Watch out for door-to-door magazine sales
If you happen to get caught up in a door-to-door sales pitch like Christina did and like my wife and I did a year ago, there are a few steps you can take to try and get your money back. But time is of the essence.
In Ohio where both Christina and I live, there is a three-day cooling off period where you can cancel the order. These sales companies don't make it easy, so keep track of all of your records and follow the directions completely. I took the added step of putting a stop payment on the check despite the company's threat of using a collection agency to come after anyone who dared take this action.
If it is too late to stop your check payment, there are a few more things you can try, but frankly your chances of recouping your cash are slim. You can try to use the Better Business Bureau to get your money back from the company (track down the BBB closest to the company's headquarters.) Another step would be to find a fax or direct line for the headquarters and send in your request for cancellation and a refund. Finally if you want to feel particularly vindicated, you can sue in Small Claims court to recover the money that was taken. In Ohio you can sue for up to three times the amount of the original damages, and since the company must have a lawyer represent it, you'll likely get a quick settlement out of court.

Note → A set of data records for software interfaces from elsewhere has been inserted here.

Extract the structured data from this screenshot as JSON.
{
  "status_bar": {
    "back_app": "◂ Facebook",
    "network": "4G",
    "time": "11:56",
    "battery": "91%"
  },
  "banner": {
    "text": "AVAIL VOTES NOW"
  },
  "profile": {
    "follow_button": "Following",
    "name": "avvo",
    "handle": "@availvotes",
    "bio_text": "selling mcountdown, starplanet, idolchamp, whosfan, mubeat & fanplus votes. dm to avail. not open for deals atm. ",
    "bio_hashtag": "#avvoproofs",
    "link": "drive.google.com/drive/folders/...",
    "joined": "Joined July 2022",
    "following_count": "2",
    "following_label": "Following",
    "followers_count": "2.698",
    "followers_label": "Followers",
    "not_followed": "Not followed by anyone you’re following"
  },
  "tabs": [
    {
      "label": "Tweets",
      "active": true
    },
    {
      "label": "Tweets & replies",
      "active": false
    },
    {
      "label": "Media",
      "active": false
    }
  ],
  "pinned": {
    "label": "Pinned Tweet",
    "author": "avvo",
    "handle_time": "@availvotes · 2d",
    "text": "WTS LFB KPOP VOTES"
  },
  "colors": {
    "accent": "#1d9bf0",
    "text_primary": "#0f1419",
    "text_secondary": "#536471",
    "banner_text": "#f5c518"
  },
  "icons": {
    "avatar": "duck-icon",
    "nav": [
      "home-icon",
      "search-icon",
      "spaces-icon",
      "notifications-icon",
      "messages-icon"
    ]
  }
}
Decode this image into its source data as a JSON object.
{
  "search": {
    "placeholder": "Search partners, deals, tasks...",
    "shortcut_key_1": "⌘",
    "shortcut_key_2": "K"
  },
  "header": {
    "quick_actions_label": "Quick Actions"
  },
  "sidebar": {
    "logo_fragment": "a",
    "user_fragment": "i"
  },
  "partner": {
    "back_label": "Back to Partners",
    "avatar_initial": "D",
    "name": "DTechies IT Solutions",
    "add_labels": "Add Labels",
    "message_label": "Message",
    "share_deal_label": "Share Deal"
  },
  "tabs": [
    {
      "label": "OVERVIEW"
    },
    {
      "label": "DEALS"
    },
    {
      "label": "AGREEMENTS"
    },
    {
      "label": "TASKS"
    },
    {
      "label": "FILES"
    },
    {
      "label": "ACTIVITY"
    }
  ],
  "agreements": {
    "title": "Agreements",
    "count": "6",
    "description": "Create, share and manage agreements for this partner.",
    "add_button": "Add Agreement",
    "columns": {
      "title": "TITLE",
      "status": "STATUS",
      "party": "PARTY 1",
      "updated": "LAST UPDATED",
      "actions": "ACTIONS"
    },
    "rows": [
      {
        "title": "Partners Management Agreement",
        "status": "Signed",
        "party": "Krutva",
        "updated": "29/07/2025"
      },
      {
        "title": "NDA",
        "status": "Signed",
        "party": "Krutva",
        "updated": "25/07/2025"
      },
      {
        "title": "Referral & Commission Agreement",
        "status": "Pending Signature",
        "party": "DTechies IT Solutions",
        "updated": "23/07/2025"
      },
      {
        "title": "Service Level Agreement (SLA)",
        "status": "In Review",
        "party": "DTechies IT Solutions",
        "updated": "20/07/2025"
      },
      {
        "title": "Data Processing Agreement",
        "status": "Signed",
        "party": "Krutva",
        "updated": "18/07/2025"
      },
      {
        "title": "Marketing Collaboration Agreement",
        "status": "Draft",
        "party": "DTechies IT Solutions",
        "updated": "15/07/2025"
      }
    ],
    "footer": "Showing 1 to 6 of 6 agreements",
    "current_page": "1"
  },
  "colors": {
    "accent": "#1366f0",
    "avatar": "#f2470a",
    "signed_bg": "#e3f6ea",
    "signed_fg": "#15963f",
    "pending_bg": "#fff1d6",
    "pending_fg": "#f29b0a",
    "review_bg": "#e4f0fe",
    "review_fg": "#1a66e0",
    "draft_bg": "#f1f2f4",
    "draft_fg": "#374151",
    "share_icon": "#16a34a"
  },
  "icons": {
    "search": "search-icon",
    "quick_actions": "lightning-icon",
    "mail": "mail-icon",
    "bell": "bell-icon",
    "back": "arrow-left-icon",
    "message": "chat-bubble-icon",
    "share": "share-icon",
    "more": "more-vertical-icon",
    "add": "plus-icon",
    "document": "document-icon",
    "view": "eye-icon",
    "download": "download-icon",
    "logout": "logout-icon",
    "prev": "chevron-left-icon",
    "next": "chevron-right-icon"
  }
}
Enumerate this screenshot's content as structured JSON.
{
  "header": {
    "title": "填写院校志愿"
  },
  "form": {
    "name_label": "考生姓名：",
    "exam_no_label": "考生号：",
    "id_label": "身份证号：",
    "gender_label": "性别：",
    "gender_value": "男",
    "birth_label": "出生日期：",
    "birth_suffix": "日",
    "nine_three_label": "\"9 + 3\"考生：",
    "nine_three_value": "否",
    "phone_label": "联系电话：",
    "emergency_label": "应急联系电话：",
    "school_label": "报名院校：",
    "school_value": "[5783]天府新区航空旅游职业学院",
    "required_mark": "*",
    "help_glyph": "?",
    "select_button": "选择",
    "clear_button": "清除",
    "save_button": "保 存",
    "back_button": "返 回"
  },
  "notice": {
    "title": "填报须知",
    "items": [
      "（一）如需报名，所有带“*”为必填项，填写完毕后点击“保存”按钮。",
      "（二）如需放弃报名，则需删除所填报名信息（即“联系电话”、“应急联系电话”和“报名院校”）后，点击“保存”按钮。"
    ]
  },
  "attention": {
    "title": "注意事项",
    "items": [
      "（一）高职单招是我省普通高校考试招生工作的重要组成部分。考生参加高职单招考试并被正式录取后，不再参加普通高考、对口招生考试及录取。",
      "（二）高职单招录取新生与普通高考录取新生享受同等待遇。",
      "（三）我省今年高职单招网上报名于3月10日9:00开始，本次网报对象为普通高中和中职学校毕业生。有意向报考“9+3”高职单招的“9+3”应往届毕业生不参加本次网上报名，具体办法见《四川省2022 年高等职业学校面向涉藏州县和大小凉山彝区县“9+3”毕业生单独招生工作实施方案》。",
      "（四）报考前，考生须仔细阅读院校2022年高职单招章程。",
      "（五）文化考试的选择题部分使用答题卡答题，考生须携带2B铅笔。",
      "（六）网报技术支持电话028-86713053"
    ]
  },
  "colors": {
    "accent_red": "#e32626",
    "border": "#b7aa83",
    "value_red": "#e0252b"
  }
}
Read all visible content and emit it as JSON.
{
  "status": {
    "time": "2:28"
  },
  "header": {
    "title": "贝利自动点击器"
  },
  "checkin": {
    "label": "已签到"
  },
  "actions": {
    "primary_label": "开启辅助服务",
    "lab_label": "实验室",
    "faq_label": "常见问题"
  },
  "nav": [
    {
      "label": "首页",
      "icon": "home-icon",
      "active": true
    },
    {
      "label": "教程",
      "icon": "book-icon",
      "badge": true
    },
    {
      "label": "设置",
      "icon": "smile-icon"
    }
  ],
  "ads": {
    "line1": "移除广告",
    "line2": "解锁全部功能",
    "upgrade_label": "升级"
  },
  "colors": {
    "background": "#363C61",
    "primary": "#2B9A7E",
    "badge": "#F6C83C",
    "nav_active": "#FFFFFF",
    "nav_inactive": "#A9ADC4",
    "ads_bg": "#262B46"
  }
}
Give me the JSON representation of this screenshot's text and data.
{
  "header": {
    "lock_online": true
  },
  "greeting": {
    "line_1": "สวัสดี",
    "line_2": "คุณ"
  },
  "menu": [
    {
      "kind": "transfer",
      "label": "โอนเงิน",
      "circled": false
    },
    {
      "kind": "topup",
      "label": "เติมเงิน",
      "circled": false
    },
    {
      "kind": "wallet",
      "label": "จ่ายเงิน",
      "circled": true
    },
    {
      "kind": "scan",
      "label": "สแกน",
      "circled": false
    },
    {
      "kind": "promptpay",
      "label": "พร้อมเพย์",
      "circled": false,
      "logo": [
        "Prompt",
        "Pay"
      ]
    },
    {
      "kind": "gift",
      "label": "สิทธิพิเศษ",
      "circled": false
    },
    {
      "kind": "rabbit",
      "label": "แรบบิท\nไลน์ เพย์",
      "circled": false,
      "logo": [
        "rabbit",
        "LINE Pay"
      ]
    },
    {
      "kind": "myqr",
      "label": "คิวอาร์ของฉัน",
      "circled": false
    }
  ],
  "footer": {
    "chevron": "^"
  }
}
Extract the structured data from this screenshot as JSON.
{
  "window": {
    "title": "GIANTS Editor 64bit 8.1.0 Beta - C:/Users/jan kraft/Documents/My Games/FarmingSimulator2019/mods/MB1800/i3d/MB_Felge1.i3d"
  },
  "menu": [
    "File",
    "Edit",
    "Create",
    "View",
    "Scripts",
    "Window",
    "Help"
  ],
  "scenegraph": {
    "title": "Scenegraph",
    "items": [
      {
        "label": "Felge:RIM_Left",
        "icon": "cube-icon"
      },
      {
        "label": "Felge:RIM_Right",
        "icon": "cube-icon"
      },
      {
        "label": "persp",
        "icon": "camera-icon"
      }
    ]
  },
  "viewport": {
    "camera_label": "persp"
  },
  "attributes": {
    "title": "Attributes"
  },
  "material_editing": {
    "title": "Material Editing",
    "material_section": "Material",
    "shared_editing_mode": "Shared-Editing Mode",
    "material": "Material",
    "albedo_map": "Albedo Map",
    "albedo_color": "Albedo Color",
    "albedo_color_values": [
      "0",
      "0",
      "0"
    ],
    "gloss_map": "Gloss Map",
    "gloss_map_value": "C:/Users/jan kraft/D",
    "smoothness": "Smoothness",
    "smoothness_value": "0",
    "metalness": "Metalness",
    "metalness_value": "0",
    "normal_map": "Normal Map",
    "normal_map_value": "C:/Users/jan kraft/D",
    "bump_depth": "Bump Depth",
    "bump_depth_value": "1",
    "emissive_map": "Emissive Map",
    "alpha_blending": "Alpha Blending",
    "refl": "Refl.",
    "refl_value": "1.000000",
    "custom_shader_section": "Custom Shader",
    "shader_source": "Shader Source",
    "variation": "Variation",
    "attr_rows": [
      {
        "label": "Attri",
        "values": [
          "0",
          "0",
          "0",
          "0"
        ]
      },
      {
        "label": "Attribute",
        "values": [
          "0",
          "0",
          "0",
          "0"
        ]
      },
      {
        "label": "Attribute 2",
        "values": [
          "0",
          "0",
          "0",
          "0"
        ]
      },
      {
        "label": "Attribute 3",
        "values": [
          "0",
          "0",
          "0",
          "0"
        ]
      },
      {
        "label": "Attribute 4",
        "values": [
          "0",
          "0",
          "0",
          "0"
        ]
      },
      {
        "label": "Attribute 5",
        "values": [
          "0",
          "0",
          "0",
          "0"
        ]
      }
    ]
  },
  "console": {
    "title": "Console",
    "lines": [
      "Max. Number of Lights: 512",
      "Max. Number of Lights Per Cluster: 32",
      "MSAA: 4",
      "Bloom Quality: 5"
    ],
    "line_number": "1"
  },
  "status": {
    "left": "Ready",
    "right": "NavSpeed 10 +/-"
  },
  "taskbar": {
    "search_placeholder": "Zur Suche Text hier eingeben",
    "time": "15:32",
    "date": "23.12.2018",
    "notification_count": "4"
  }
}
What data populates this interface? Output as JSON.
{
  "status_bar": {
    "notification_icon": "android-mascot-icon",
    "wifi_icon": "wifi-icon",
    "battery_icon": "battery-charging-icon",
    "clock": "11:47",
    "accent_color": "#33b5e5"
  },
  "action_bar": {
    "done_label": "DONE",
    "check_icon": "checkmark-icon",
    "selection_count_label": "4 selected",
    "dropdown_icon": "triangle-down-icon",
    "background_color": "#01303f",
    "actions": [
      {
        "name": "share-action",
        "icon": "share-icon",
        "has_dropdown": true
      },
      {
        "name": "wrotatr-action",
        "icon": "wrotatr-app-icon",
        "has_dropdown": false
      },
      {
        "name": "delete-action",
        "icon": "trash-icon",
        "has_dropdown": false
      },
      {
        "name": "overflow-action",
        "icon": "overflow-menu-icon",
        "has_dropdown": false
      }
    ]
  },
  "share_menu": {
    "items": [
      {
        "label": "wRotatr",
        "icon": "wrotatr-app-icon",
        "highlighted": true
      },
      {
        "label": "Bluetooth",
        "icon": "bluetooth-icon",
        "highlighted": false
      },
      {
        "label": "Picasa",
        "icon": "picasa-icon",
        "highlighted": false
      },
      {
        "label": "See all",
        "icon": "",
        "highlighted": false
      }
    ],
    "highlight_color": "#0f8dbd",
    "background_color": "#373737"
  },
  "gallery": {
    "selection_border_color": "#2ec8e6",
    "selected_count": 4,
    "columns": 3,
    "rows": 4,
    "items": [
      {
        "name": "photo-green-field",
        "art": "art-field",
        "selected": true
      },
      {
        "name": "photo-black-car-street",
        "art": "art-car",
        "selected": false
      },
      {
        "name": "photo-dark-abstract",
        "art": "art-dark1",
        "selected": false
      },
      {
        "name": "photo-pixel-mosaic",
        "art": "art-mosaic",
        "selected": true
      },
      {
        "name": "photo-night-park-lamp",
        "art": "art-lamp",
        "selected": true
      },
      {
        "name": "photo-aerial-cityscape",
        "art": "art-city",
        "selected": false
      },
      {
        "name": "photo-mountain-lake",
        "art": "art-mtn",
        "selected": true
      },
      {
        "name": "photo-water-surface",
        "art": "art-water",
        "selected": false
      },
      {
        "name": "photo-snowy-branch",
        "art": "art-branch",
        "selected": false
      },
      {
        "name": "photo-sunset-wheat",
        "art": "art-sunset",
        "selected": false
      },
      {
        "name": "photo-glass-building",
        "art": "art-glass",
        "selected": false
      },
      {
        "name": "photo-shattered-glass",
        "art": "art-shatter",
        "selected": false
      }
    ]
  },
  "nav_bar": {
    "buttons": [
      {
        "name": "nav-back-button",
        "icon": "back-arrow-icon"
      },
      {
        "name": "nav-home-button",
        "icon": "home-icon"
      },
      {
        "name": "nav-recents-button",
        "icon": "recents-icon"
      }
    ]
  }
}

I hope you can learn from our mistakes, buying magazines from door to door salespeople is a bad idea. You're better off going to the publisher's website to get the best deal or support a family member's kid selling them through school. Door to door magazine sales are rife with high prices, scams and long delays in receiving magazines, save your money and avoid these traveling liars!